▸ WORK TASK: Each line of the listing that includes the string "name" needs to be located and copied.

▸ SUPPLIED ENTRIES:
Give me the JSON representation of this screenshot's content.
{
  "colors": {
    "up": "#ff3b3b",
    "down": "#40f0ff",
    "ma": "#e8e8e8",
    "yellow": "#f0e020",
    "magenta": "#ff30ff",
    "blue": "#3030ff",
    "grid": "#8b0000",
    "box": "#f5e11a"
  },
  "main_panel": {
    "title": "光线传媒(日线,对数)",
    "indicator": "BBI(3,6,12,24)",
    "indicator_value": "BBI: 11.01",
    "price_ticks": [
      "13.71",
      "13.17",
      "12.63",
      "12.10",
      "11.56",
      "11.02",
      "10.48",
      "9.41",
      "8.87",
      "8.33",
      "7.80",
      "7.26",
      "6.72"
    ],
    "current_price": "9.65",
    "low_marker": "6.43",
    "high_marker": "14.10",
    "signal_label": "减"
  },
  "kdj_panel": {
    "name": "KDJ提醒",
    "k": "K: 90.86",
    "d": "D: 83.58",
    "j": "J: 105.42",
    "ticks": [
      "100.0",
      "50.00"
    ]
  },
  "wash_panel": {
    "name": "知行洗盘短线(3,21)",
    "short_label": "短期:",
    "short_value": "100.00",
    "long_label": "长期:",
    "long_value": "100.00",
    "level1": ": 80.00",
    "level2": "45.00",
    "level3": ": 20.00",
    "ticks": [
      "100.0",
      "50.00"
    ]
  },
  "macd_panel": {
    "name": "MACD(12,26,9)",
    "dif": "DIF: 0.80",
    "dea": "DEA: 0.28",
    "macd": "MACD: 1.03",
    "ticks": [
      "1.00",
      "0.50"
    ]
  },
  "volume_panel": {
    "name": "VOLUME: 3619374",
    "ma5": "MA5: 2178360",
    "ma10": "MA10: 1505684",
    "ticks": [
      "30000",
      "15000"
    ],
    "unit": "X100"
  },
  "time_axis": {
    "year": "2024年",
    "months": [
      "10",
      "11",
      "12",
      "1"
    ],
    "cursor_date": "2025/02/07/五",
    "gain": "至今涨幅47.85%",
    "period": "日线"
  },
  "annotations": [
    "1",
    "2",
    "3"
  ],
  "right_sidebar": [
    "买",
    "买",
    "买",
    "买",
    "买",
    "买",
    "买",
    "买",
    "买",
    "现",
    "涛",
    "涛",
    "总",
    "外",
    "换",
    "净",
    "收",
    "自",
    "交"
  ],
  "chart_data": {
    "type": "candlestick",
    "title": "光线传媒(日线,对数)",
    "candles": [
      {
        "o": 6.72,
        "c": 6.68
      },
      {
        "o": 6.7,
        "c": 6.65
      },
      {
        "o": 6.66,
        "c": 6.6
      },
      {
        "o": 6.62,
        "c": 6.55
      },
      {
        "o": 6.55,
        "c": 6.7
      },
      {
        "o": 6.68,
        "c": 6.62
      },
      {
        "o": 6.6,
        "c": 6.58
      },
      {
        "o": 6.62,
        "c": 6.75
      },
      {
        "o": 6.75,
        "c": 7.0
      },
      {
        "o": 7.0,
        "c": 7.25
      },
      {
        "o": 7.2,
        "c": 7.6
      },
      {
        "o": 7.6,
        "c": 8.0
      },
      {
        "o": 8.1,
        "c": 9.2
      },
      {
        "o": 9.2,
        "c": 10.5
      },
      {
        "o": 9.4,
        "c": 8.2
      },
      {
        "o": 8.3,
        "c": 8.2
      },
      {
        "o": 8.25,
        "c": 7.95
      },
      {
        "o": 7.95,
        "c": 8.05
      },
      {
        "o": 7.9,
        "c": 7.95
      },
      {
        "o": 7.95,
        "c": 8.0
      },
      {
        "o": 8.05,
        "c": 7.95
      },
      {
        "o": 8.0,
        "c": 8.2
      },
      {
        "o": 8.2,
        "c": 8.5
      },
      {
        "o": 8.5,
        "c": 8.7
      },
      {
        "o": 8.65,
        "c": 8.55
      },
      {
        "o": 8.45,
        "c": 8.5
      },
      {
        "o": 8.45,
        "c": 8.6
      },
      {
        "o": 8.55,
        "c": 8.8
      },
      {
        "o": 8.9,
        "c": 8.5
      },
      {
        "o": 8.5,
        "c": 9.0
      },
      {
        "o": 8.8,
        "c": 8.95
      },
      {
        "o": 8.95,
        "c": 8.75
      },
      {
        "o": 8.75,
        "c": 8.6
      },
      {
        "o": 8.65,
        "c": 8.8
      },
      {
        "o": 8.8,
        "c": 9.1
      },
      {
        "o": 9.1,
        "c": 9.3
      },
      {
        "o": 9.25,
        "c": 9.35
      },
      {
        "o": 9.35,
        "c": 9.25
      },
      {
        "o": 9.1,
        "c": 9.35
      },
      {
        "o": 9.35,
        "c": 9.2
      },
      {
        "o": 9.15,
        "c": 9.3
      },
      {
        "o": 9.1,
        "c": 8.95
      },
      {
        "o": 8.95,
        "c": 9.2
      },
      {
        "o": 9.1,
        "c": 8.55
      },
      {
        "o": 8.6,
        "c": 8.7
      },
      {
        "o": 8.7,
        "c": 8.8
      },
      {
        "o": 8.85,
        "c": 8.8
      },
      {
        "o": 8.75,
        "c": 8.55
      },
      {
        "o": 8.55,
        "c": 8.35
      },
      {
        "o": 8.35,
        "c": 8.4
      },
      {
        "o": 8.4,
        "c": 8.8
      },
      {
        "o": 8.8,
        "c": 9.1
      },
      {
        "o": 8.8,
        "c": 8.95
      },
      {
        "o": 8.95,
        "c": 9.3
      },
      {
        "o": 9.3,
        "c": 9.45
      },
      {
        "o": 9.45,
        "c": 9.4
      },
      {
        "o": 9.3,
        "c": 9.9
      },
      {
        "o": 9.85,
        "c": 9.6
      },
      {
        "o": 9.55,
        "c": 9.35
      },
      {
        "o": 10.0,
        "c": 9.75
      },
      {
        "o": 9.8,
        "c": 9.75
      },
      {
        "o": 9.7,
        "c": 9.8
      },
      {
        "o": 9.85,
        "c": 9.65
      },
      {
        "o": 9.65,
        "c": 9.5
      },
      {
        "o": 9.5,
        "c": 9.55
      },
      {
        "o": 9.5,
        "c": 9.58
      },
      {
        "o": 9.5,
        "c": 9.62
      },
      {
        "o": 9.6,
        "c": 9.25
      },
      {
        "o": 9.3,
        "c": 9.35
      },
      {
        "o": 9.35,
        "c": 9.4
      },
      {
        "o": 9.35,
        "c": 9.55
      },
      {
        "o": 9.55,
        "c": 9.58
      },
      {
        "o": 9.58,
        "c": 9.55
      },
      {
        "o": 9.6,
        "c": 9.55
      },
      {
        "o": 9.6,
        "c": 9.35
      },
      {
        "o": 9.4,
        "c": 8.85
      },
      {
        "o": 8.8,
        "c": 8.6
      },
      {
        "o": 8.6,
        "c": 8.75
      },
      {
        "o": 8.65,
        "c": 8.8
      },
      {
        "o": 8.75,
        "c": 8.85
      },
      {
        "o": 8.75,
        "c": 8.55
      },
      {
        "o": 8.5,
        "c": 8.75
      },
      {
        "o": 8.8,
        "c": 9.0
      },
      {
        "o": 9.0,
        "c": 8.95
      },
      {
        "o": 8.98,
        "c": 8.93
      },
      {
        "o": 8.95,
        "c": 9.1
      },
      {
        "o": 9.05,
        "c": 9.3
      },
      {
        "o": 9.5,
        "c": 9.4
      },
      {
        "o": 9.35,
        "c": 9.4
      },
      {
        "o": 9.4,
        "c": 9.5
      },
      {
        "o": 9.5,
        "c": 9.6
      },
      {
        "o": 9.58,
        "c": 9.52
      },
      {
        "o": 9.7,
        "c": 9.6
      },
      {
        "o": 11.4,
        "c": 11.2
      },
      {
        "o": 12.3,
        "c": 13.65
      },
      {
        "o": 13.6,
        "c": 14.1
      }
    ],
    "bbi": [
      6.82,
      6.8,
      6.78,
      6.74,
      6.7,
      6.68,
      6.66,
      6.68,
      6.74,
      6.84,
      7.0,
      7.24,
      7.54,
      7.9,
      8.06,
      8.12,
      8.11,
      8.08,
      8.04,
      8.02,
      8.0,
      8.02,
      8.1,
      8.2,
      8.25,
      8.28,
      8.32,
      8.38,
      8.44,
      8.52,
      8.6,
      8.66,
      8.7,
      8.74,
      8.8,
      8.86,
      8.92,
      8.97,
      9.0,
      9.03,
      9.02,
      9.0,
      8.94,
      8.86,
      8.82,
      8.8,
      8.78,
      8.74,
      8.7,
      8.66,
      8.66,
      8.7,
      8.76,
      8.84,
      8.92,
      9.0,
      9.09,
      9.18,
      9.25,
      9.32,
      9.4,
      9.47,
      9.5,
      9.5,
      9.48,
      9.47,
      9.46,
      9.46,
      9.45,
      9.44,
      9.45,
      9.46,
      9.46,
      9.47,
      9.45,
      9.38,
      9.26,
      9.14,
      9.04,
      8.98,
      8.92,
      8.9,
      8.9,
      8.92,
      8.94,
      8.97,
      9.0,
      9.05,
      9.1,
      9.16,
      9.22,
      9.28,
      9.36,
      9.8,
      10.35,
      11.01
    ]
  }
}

▸ COMPLETED EXERCISE:
    "name": "KDJ提醒",
    "name": "知行洗盘短线(3,21)",
    "name": "MACD(12,26,9)",
    "name": "VOLUME: 3619374",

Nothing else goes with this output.